The 3 Domains of the Tree of Life 54


Actinobacteria (Gram-positive, found mostly in soil, they help to make humus)

Aquificae (Extremophiles living in hot springs, sulfer pools, thermal ocean vents)

Bacteroidetes/Chlorobi group (Intestinal tract commensuals/Green sulfur bacteria)

Chlamydiae/Verrucomicrobia group (Intracellular bacteria/Soil and fresh water microbes)

Chloroflexi (Green nonsulfur bacteria: aerobic, filamentous, and photosynthetic)

Chrysiogenetes (Chemolithoautotroph that eats rock containing arsenic)

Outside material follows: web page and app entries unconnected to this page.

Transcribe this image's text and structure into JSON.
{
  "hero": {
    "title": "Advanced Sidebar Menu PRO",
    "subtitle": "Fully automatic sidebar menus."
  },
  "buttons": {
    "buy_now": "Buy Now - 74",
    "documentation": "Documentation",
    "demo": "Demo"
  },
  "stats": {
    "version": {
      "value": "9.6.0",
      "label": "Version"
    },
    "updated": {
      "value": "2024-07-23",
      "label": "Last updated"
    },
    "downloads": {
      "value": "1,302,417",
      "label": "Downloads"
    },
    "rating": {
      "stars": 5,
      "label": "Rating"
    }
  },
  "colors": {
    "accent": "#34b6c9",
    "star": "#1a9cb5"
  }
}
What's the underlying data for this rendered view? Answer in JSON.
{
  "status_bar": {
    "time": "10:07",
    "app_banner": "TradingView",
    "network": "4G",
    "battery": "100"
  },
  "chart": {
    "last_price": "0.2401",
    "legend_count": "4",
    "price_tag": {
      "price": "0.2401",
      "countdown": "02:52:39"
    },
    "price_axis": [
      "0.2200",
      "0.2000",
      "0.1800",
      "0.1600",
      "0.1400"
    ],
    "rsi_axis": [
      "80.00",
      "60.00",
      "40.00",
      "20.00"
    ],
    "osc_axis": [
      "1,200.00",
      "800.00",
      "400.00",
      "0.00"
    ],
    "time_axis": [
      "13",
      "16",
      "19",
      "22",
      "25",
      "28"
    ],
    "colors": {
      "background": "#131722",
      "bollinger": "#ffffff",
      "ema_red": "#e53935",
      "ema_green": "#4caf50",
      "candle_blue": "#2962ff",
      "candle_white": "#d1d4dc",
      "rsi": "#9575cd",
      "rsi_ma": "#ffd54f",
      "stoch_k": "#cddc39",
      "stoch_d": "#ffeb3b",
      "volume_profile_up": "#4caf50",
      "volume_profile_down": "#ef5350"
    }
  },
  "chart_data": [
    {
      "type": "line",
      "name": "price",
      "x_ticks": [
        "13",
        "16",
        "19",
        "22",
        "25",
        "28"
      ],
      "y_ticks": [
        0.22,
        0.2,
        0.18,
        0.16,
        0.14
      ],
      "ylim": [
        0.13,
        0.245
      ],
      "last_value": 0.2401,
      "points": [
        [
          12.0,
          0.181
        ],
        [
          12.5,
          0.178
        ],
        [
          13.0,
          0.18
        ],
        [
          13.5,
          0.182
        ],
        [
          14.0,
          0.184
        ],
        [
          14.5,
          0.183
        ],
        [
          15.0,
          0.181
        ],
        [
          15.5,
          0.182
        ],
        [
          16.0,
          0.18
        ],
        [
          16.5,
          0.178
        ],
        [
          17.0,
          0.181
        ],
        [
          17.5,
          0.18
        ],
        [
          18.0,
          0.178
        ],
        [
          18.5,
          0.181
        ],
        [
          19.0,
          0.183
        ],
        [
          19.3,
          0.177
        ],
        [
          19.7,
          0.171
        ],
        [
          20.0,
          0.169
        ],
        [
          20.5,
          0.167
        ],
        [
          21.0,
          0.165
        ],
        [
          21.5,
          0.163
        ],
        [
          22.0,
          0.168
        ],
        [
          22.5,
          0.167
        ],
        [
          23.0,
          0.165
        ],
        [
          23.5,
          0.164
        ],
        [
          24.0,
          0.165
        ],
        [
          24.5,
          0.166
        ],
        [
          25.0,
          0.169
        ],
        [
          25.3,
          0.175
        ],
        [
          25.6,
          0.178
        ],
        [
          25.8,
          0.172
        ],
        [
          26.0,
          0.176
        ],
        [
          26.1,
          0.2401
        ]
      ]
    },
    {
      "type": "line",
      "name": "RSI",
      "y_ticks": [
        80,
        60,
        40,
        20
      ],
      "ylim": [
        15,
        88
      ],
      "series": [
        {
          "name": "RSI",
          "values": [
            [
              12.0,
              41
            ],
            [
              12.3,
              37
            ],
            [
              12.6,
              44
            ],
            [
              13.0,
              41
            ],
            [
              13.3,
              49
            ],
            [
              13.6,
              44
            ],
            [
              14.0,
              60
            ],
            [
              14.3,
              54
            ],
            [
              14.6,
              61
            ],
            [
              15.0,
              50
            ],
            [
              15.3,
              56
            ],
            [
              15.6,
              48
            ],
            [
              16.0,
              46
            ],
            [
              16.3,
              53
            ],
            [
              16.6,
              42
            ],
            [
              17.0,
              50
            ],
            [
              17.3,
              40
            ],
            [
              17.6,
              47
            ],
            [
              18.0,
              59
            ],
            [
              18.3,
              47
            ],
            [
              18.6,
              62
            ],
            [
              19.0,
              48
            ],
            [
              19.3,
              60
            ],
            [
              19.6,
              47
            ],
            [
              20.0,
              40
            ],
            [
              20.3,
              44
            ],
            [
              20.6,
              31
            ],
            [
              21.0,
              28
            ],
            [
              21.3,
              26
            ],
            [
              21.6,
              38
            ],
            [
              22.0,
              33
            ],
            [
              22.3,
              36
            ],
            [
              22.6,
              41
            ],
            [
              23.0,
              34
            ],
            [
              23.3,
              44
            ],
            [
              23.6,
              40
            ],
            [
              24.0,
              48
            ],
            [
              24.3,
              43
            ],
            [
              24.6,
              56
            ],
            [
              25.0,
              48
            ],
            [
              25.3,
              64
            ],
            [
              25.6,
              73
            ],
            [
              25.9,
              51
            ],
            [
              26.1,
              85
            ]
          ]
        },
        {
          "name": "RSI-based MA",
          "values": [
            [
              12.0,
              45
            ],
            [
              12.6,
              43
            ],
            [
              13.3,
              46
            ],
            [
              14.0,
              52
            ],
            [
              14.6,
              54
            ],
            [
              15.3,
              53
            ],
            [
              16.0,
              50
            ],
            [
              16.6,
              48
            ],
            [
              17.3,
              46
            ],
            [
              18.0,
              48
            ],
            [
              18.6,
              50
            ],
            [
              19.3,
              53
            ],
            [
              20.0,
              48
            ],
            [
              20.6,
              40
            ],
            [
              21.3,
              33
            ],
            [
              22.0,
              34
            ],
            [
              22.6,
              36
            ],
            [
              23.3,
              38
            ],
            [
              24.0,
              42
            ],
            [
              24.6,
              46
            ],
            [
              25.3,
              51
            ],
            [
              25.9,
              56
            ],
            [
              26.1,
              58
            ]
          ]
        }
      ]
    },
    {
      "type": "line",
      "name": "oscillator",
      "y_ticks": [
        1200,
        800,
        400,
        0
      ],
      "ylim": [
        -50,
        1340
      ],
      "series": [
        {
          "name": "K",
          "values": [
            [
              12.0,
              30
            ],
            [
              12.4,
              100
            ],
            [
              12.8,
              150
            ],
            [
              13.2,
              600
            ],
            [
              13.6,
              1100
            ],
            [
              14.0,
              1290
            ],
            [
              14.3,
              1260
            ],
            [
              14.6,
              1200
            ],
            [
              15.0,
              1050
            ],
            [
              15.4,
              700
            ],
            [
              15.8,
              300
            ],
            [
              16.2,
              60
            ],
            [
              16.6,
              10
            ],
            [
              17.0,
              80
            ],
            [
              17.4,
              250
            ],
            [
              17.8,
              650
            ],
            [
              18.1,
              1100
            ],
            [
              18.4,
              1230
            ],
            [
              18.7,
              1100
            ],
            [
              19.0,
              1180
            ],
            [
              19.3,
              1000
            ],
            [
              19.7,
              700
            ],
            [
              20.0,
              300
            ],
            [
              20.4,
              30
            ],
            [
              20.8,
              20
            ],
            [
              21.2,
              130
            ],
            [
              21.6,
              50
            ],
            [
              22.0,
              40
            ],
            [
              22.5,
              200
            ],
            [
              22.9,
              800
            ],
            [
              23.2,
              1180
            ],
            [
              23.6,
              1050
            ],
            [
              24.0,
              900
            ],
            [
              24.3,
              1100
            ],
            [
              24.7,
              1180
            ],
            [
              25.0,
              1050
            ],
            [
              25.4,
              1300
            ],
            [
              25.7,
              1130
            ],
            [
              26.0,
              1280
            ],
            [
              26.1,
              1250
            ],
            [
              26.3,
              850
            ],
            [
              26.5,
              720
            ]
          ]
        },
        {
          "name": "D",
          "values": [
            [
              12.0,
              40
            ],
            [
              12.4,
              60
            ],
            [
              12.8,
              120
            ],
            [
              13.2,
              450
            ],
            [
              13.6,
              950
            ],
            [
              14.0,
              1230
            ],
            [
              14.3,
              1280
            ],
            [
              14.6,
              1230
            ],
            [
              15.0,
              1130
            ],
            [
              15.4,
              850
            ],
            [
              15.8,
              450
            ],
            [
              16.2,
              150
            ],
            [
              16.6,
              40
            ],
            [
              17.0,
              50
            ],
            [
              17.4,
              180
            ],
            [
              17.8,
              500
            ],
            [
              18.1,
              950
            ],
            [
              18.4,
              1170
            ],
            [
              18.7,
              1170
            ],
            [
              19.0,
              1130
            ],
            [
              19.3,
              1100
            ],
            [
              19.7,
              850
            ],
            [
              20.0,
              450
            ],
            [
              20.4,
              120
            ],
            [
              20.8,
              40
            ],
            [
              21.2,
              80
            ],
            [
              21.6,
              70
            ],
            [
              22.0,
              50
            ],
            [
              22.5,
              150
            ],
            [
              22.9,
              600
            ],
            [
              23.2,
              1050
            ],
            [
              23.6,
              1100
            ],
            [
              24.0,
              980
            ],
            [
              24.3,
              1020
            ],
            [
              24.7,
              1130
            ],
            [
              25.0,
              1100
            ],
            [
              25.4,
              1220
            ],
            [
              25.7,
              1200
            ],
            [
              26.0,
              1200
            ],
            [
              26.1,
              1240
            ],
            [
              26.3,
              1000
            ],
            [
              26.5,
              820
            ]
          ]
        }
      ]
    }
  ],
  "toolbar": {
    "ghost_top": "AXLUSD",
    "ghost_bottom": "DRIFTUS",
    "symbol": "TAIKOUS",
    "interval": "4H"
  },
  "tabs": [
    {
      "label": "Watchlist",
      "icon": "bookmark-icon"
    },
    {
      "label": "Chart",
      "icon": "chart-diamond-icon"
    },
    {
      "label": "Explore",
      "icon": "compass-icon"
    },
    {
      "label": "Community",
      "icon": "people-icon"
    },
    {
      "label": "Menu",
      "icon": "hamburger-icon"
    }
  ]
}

Cyanobacteria (Blue-green bacteria: aquatic and photosynthetic)

Deferribacteres (Anaerobic, sulfur-reducing thermophiles)

Deinococcus-Thermus (Some eat nuclear waste, survive extreme heat/cold/vacuum of space)

Dictyoglomi (Extremely thermophilic bacteria)

Fibrobacteres/Acidobacteria group (Gram-positive, acidophilic bacteria)

Firmicutes (Gram-positive bacteria, diverse group, round or rod shaped cells)

Fusobacteria (Gram-negative anaerobes living in intestinal tracts)

Gemmatimonadetes (Gram-negative, aerobic, and polyphosphate-accumulater)

Nitrospirae (Nitrite oxidizers common in soil)

Planctomycetes (Obligate aerobic aquatic bacteria reproducing by budding)

Proteobacteria (Gram-negative, large group, e.g. E. coli, Salmonella, Vibrio, purple bacteria)

Spirochaetes (Mostly long free-swiming helically coiled cells having flagella)

Thermodesulfobacteria (Thermophilic sulfate-reducing bacteria)

Thermotogae (Anaerobic thermophiles or hyperthermophiles that metabolize carbohydrates)


Crenarchaeota (Extreme thermophilic and cryophilic archaeons)

Euryarchaeota (Extreme halophiles, thermophiles, methanogens)

Korarchaeota (Hyperthermophiles: some like it hot, 85oC or 185oF)

Nanoarchaeota (Very small archaeons: hyperthermophilic symbionts)


Acanthamoebidae (Acanthopod forming amoeboid protists)

Acantharea (Free-floating marine protists with mineral skeletons that includes strontium)

Alveolata (Protists having small vesicles or alveoli in or just under the plama membrane)

Apusomonadidae (Apusomonads: gliding biflagellated bacteria-eating protists)

Centroheliozoa (Centrohelids: round bodied protists with stiff radiating arms)

Cercozoa (Protozoans: amoebae and flagellates that feed by means of filose pseudopods)

Cryptophyta (Cryptomonads: photosynthetic planktonic protists with two flagellae)

Diplomonadida group (Heterotrophic flagellates with no mitochondria)

Entamoebidae (Intestinal ameobae, a few are disease causing)

Euglenozoa (Mostly unicellular flagellates, some having chloroplasts like Euglena)

Fungi/Metazoa group (Fungi and animals like you)

Glaucocystophyceae (Glaucocystophytes: primitive freshwater algae)

Granuloreticulosea (Amoeboid protists having granular cytoplasm and pseudopodia)

Haplosporidia (Sporozoan parasites of mostly marine invertebrates)

Haptophyceae (Prymnesiophytes: marine flagellates, most with chlorophyll)

Heterolobosea (Heterotrophic amoebae: amoebo-flagellates, flagellates, and cellular slime molds)

Jakobidae (Protist flagellates with two flagella and having primitive mitochondria)

Lobosea (Amoebae with lobose pseudopods, e.g. Amoeba proteus)

Malawimonadidae (Small bacterivorous zooflagellates found in lake mud in Malawi)

Mycetozoa (Slime molds: free-living cells can assemble into giant gelatinous slugs)

Nucleariidae (Amoeboid protists with fine pseudopodia found in soil and freshwater)

Oxymonadida (Oxymonads: mostly flagellates living in the intestines of termites)

Parabasalidea (Parabasalids: mostly flagellated protozoa living in the guts of insects)

Paramyxea (Parasitic heterotrophic protists often found in the gut of marine invertebrates)

Pelobiontida (Pelobionts: primitive protists, mostly uniflagellated and lacking mitochondria)

Plasmodiophorida (Plasmodiophorids: mostly parasitic protists of plants)

Polycystinea (Marine protists: radiolaria with a skeleton of silica)

Rhodophyta (Red algae: one or multicellular up to 1 meter with chloroplasts containing red phycobilins)

Stramenopiles (Heterokonts: diverse group of tubulocristate protists)

Viridiplantae (Green algae and green plants)